        /*
-        * Write out the inode.  The completion routine ('iflush_done') will
-        * pull it from the AIL, mark it clean, unlock the flush lock.
+        * Push the inode to it's backing buffer. This will not remove the
+        * inode from the AIL - a further push will be required to trigger a
+        * buffer push. However, this allows all the dirty inodes to be pushed
+        * to the buffer before it is pushed to disk. THe buffer IO completion
+        * will pull th einode from the AIL, mark it clean and unlock the flush
+        * lock.
         */
-       (void) xfs_iflush(ip, XFS_IFLUSH_ASYNC);
+       (void) xfs_iflush(ip, 0);
        xfs_iunlock(ip, XFS_ILOCK_SHARED);
 
        return;
diff --git a/fs/xfs/xfs_mount.c b/fs/xfs/xfs_mount.c
index 7f81ed7..9a036f4 100644
--- a/fs/xfs/xfs_mount.c
+++ b/fs/xfs/xfs_mount.c
@@ -1456,7 +1456,18 @@ xfs_unmountfs(
         * need to force the log first.
         */
        xfs_log_force(mp, XFS_LOG_SYNC);
-       xfs_reclaim_inodes(mp, XFS_IFLUSH_ASYNC);
+
+       /*
+        * Do a delwri reclaim pass first so that as many dirty inodes are
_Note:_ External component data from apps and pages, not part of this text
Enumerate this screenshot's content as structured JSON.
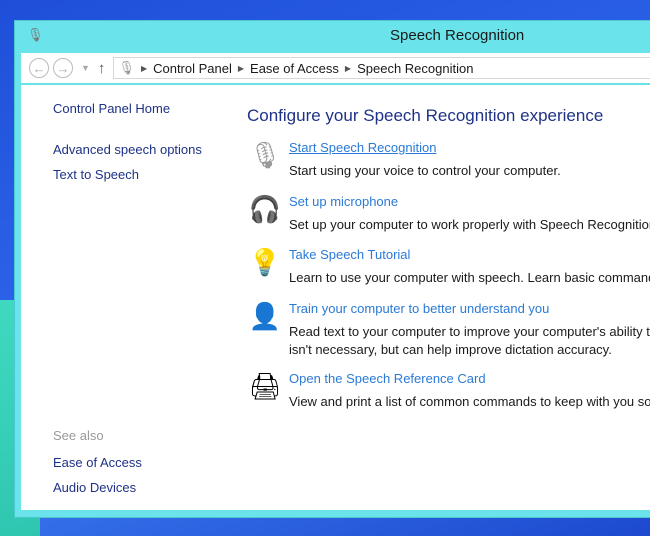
{
  "window": {
    "title": "Speech Recognition"
  },
  "address": {
    "crumbs": [
      "Control Panel",
      "Ease of Access",
      "Speech Recognition"
    ]
  },
  "left": {
    "home": "Control Panel Home",
    "links": [
      "Advanced speech options",
      "Text to Speech"
    ],
    "see_also": "See also",
    "see_also_links": [
      "Ease of Access",
      "Audio Devices"
    ]
  },
  "main": {
    "heading": "Configure your Speech Recognition experience",
    "tasks": [
      {
        "icon": "microphone-icon",
        "link": "Start Speech Recognition",
        "desc": "Start using your voice to control your computer."
      },
      {
        "icon": "headset-icon",
        "link": "Set up microphone",
        "desc": "Set up your computer to work properly with Speech Recognition."
      },
      {
        "icon": "lightbulb-icon",
        "link": "Take Speech Tutorial",
        "desc": "Learn to use your computer with speech.  Learn basic commands and"
      },
      {
        "icon": "user-icon",
        "link": "Train your computer to better understand you",
        "desc": "Read text to your computer to improve your computer's ability to un",
        "desc2": "isn't necessary, but can help improve dictation accuracy."
      },
      {
        "icon": "printer-icon",
        "link": "Open the Speech Reference Card",
        "desc": "View and print a list of common commands to keep with you so you"
      }
    ]
  }
}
+        * queued up for IO as possible. Then flush the buffers before making
+        * a synchronous path to catch all the remaining inodes are reclaimed.
+        * This makes the reclaim process as quick as possible by avoiding
+        * synchronous writeout and blocking on inodes already in the delwri
+        * state as much as possible.
+        */
+       xfs_reclaim_inodes(mp, 0);
+       XFS_bflush(mp->m_ddev_targp);
+       xfs_reclaim_inodes(mp, SYNC_WAIT);
 
        xfs_qm_unmount(mp);
 
-- 
1.6.5

<Prev in Thread] Current Thread [Next in Thread>